═══ SUPPLIED MATERIAL
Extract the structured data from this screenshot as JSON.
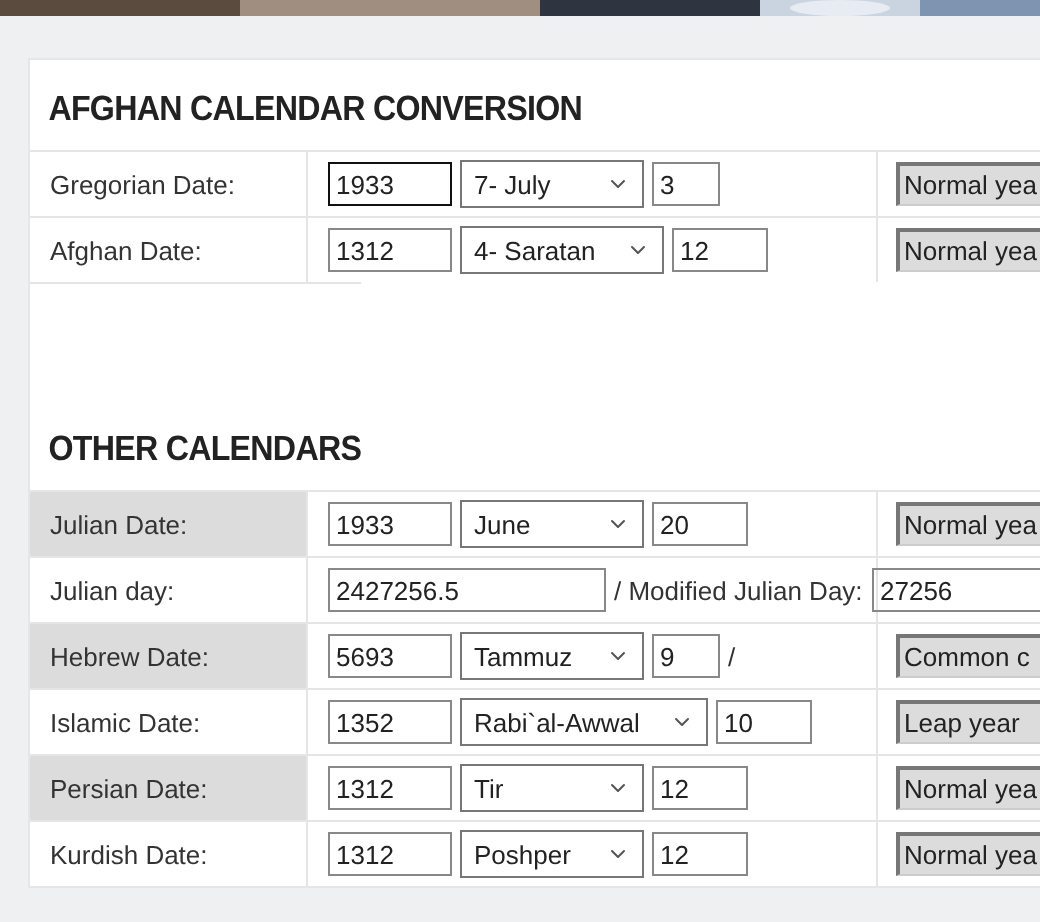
{
  "sections": [
    {
      "title": "AFGHAN CALENDAR CONVERSION",
      "rows": [
        {
          "kind": "date",
          "label": "Gregorian Date:",
          "shaded": false,
          "year": "1933",
          "focused": true,
          "month": "7- July",
          "day": "3",
          "status": "Normal yea"
        },
        {
          "kind": "date",
          "label": "Afghan Date:",
          "shaded": false,
          "year": "1312",
          "focused": false,
          "month": "4- Saratan",
          "day": "12",
          "status": "Normal yea"
        }
      ]
    },
    {
      "title": "OTHER CALENDARS",
      "rows": [
        {
          "kind": "date",
          "label": "Julian Date:",
          "shaded": true,
          "year": "1933",
          "focused": false,
          "month": "June",
          "day": "20",
          "status": "Normal yea"
        },
        {
          "kind": "jd",
          "label": "Julian day:",
          "shaded": false,
          "value": "2427256.5",
          "text": "/ Modified Julian Day:",
          "value2": "27256"
        },
        {
          "kind": "date",
          "label": "Hebrew Date:",
          "shaded": true,
          "year": "5693",
          "focused": false,
          "month": "Tammuz",
          "day": "9",
          "suffix": "/",
          "status": "Common c"
        },
        {
          "kind": "date",
          "label": "Islamic Date:",
          "shaded": false,
          "year": "1352",
          "focused": false,
          "month": "Rabi`al-Awwal",
          "day": "10",
          "status": "Leap year"
        },
        {
          "kind": "date",
          "label": "Persian Date:",
          "shaded": true,
          "year": "1312",
          "focused": false,
          "month": "Tir",
          "day": "12",
          "status": "Normal yea"
        },
        {
          "kind": "date",
          "label": "Kurdish Date:",
          "shaded": false,
          "year": "1312",
          "focused": false,
          "month": "Poshper",
          "day": "12",
          "status": "Normal yea"
        }
      ]
    }
  ]
}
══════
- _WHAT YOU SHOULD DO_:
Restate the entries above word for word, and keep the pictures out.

- _RESULT OF THIS EXERCISE_:
Extract the structured data from this screenshot as JSON.
{
  "sections": [
    {
      "title": "AFGHAN CALENDAR CONVERSION",
      "rows": [
        {
          "kind": "date",
          "label": "Gregorian Date:",
          "shaded": false,
          "year": "1933",
          "focused": true,
          "month": "7- July",
          "day": "3",
          "status": "Normal yea"
        },
        {
          "kind": "date",
          "label": "Afghan Date:",
          "shaded": false,
          "year": "1312",
          "focused": false,
          "month": "4- Saratan",
          "day": "12",
          "status": "Normal yea"
        }
      ]
    },
    {
      "title": "OTHER CALENDARS",
      "rows": [
        {
          "kind": "date",
          "label": "Julian Date:",
          "shaded": true,
          "year": "1933",
          "focused": false,
          "month": "June",
          "day": "20",
          "status": "Normal yea"
        },
        {
          "kind": "jd",
          "label": "Julian day:",
          "shaded": false,
          "value": "2427256.5",
          "text": "/ Modified Julian Day:",
          "value2": "27256"
        },
        {
          "kind": "date",
          "label": "Hebrew Date:",
          "shaded": true,
          "year": "5693",
          "focused": false,
          "month": "Tammuz",
          "day": "9",
          "suffix": "/",
          "status": "Common c"
        },
        {
          "kind": "date",
          "label": "Islamic Date:",
          "shaded": false,
          "year": "1352",
          "focused": false,
          "month": "Rabi`al-Awwal",
          "day": "10",
          "status": "Leap year"
        },
        {
          "kind": "date",
          "label": "Persian Date:",
          "shaded": true,
          "year": "1312",
          "focused": false,
          "month": "Tir",
          "day": "12",
          "status": "Normal yea"
        },
        {
          "kind": "date",
          "label": "Kurdish Date:",
          "shaded": false,
          "year": "1312",
          "focused": false,
          "month": "Poshper",
          "day": "12",
          "status": "Normal yea"
        }
      ]
    }
  ]
}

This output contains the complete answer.